Rationale

My internal conflict, the moment I didn’t get what I wanted and feeling betrayed is emphasized by the use of contrast, and narrative technique to reflect on the situation. The conflict was the moment I was bitten and feeling betrayed by the pig.

The writing starts with me being in a positive mood (“excited” and “ecstatic”). As the emotions intensified until the moment the boar bit me, the emotions changed to sadness and confusion. When first approaching the boar, I was determined. I knew what I wanted, and I showed that through repetition (wanting to be friends with the boar). After the biting, I can clearly see my child self and brain processing when I assumed that the “pig’s biting as an evil intent”.

I used color of the boar to intensify the contrast. I described the pig using dark colors that connotes with mystery because I was weary and unaware yet, I thought I knew the pig enough to approach the wild creature with my hands. It turned out that I wasn’t familiar and therefore, it bit me. To recover, I went back to my parents to find comfort in something familiar.
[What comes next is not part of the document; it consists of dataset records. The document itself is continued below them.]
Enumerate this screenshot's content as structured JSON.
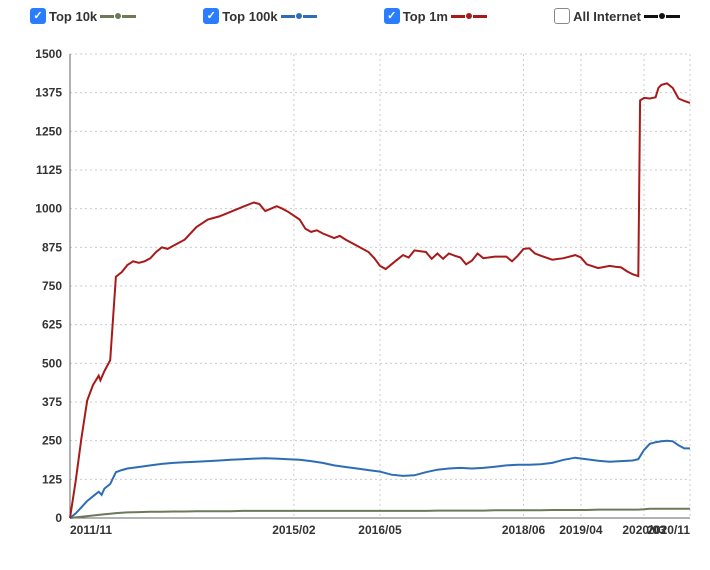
{
  "legend": {
    "items": [
      {
        "label": "Top 10k",
        "checked": true,
        "dot": "#6d7a5a",
        "line": "#6d7a5a"
      },
      {
        "label": "Top 100k",
        "checked": true,
        "dot": "#2e6db5",
        "line": "#2e6db5"
      },
      {
        "label": "Top 1m",
        "checked": true,
        "dot": "#a81a1a",
        "line": "#a81a1a"
      },
      {
        "label": "All Internet",
        "checked": false,
        "dot": "#111111",
        "line": "#111111"
      }
    ]
  },
  "chart_data": {
    "type": "line",
    "xlabel": "",
    "ylabel": "",
    "ylim": [
      0,
      1500
    ],
    "yticks": [
      0,
      125,
      250,
      375,
      500,
      625,
      750,
      875,
      1000,
      1125,
      1250,
      1375,
      1500
    ],
    "xticks": [
      {
        "t": 0,
        "label": "2011/11"
      },
      {
        "t": 39,
        "label": "2015/02"
      },
      {
        "t": 54,
        "label": "2016/05"
      },
      {
        "t": 79,
        "label": "2018/06"
      },
      {
        "t": 89,
        "label": "2019/04"
      },
      {
        "t": 100,
        "label": "2020/03"
      },
      {
        "t": 108,
        "label": "2020/11"
      }
    ],
    "x_range": [
      0,
      108
    ],
    "series": [
      {
        "name": "Top 10k",
        "color": "#6d7a5a",
        "points": [
          [
            0,
            0
          ],
          [
            1,
            2
          ],
          [
            2,
            4
          ],
          [
            3,
            6
          ],
          [
            4,
            8
          ],
          [
            5,
            10
          ],
          [
            6,
            12
          ],
          [
            7,
            14
          ],
          [
            8,
            16
          ],
          [
            9,
            17
          ],
          [
            10,
            18
          ],
          [
            12,
            19
          ],
          [
            14,
            20
          ],
          [
            16,
            20
          ],
          [
            18,
            21
          ],
          [
            20,
            21
          ],
          [
            22,
            22
          ],
          [
            24,
            22
          ],
          [
            26,
            22
          ],
          [
            28,
            22
          ],
          [
            30,
            23
          ],
          [
            32,
            23
          ],
          [
            34,
            23
          ],
          [
            36,
            23
          ],
          [
            38,
            23
          ],
          [
            40,
            23
          ],
          [
            42,
            23
          ],
          [
            44,
            23
          ],
          [
            46,
            23
          ],
          [
            48,
            23
          ],
          [
            50,
            23
          ],
          [
            52,
            23
          ],
          [
            54,
            23
          ],
          [
            56,
            23
          ],
          [
            58,
            23
          ],
          [
            60,
            23
          ],
          [
            62,
            23
          ],
          [
            64,
            24
          ],
          [
            66,
            24
          ],
          [
            68,
            24
          ],
          [
            70,
            24
          ],
          [
            72,
            24
          ],
          [
            74,
            25
          ],
          [
            76,
            25
          ],
          [
            78,
            25
          ],
          [
            80,
            25
          ],
          [
            82,
            25
          ],
          [
            84,
            26
          ],
          [
            86,
            26
          ],
          [
            88,
            26
          ],
          [
            90,
            26
          ],
          [
            92,
            27
          ],
          [
            94,
            27
          ],
          [
            96,
            27
          ],
          [
            98,
            27
          ],
          [
            99,
            27
          ],
          [
            100,
            28
          ],
          [
            101,
            30
          ],
          [
            102,
            30
          ],
          [
            103,
            30
          ],
          [
            104,
            30
          ],
          [
            105,
            30
          ],
          [
            106,
            30
          ],
          [
            107,
            30
          ],
          [
            108,
            30
          ]
        ]
      },
      {
        "name": "Top 100k",
        "color": "#2e6db5",
        "points": [
          [
            0,
            0
          ],
          [
            1,
            15
          ],
          [
            2,
            35
          ],
          [
            3,
            55
          ],
          [
            4,
            70
          ],
          [
            5,
            85
          ],
          [
            5.5,
            75
          ],
          [
            6,
            95
          ],
          [
            7,
            110
          ],
          [
            8,
            148
          ],
          [
            9,
            155
          ],
          [
            10,
            160
          ],
          [
            12,
            165
          ],
          [
            14,
            170
          ],
          [
            16,
            175
          ],
          [
            18,
            178
          ],
          [
            20,
            180
          ],
          [
            22,
            182
          ],
          [
            24,
            184
          ],
          [
            26,
            186
          ],
          [
            28,
            188
          ],
          [
            30,
            190
          ],
          [
            32,
            192
          ],
          [
            34,
            193
          ],
          [
            36,
            192
          ],
          [
            38,
            190
          ],
          [
            40,
            188
          ],
          [
            42,
            184
          ],
          [
            44,
            178
          ],
          [
            46,
            170
          ],
          [
            48,
            165
          ],
          [
            50,
            160
          ],
          [
            52,
            155
          ],
          [
            54,
            150
          ],
          [
            56,
            140
          ],
          [
            58,
            136
          ],
          [
            60,
            138
          ],
          [
            62,
            148
          ],
          [
            64,
            156
          ],
          [
            66,
            160
          ],
          [
            68,
            162
          ],
          [
            70,
            160
          ],
          [
            72,
            162
          ],
          [
            74,
            166
          ],
          [
            76,
            170
          ],
          [
            78,
            172
          ],
          [
            80,
            172
          ],
          [
            82,
            174
          ],
          [
            84,
            178
          ],
          [
            86,
            188
          ],
          [
            88,
            195
          ],
          [
            90,
            190
          ],
          [
            92,
            185
          ],
          [
            94,
            182
          ],
          [
            96,
            184
          ],
          [
            98,
            186
          ],
          [
            99,
            190
          ],
          [
            100,
            220
          ],
          [
            101,
            240
          ],
          [
            102,
            245
          ],
          [
            103,
            248
          ],
          [
            104,
            250
          ],
          [
            105,
            248
          ],
          [
            106,
            235
          ],
          [
            107,
            225
          ],
          [
            108,
            225
          ]
        ]
      },
      {
        "name": "Top 1m",
        "color": "#a81a1a",
        "points": [
          [
            0,
            0
          ],
          [
            1,
            120
          ],
          [
            2,
            260
          ],
          [
            3,
            380
          ],
          [
            4,
            430
          ],
          [
            5,
            460
          ],
          [
            5.3,
            445
          ],
          [
            6,
            475
          ],
          [
            7,
            510
          ],
          [
            8,
            780
          ],
          [
            9,
            795
          ],
          [
            10,
            818
          ],
          [
            11,
            830
          ],
          [
            12,
            825
          ],
          [
            13,
            830
          ],
          [
            14,
            840
          ],
          [
            15,
            860
          ],
          [
            16,
            875
          ],
          [
            17,
            870
          ],
          [
            18,
            880
          ],
          [
            20,
            900
          ],
          [
            22,
            940
          ],
          [
            24,
            965
          ],
          [
            26,
            975
          ],
          [
            28,
            990
          ],
          [
            30,
            1005
          ],
          [
            32,
            1020
          ],
          [
            33,
            1015
          ],
          [
            34,
            992
          ],
          [
            35,
            1000
          ],
          [
            36,
            1008
          ],
          [
            37,
            1000
          ],
          [
            38,
            990
          ],
          [
            40,
            965
          ],
          [
            41,
            935
          ],
          [
            42,
            925
          ],
          [
            43,
            930
          ],
          [
            44,
            920
          ],
          [
            46,
            905
          ],
          [
            47,
            912
          ],
          [
            48,
            900
          ],
          [
            50,
            880
          ],
          [
            52,
            860
          ],
          [
            53,
            840
          ],
          [
            54,
            815
          ],
          [
            55,
            805
          ],
          [
            56,
            820
          ],
          [
            57,
            835
          ],
          [
            58,
            850
          ],
          [
            59,
            842
          ],
          [
            60,
            865
          ],
          [
            62,
            860
          ],
          [
            63,
            838
          ],
          [
            64,
            855
          ],
          [
            65,
            838
          ],
          [
            66,
            855
          ],
          [
            67,
            848
          ],
          [
            68,
            842
          ],
          [
            69,
            820
          ],
          [
            70,
            832
          ],
          [
            71,
            855
          ],
          [
            72,
            840
          ],
          [
            74,
            845
          ],
          [
            76,
            845
          ],
          [
            77,
            830
          ],
          [
            78,
            848
          ],
          [
            79,
            870
          ],
          [
            80,
            872
          ],
          [
            81,
            855
          ],
          [
            82,
            848
          ],
          [
            84,
            835
          ],
          [
            86,
            840
          ],
          [
            88,
            850
          ],
          [
            89,
            842
          ],
          [
            90,
            820
          ],
          [
            92,
            808
          ],
          [
            94,
            815
          ],
          [
            95,
            812
          ],
          [
            96,
            810
          ],
          [
            97,
            798
          ],
          [
            98,
            788
          ],
          [
            99,
            782
          ],
          [
            99.3,
            1350
          ],
          [
            100,
            1358
          ],
          [
            101,
            1356
          ],
          [
            102,
            1360
          ],
          [
            102.5,
            1390
          ],
          [
            103,
            1400
          ],
          [
            104,
            1405
          ],
          [
            105,
            1390
          ],
          [
            106,
            1356
          ],
          [
            107,
            1348
          ],
          [
            108,
            1342
          ]
        ]
      }
    ]
  }
}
I felt betrayed because I thought I was familiar enough and the pig knew that however, that wasn’t the reality.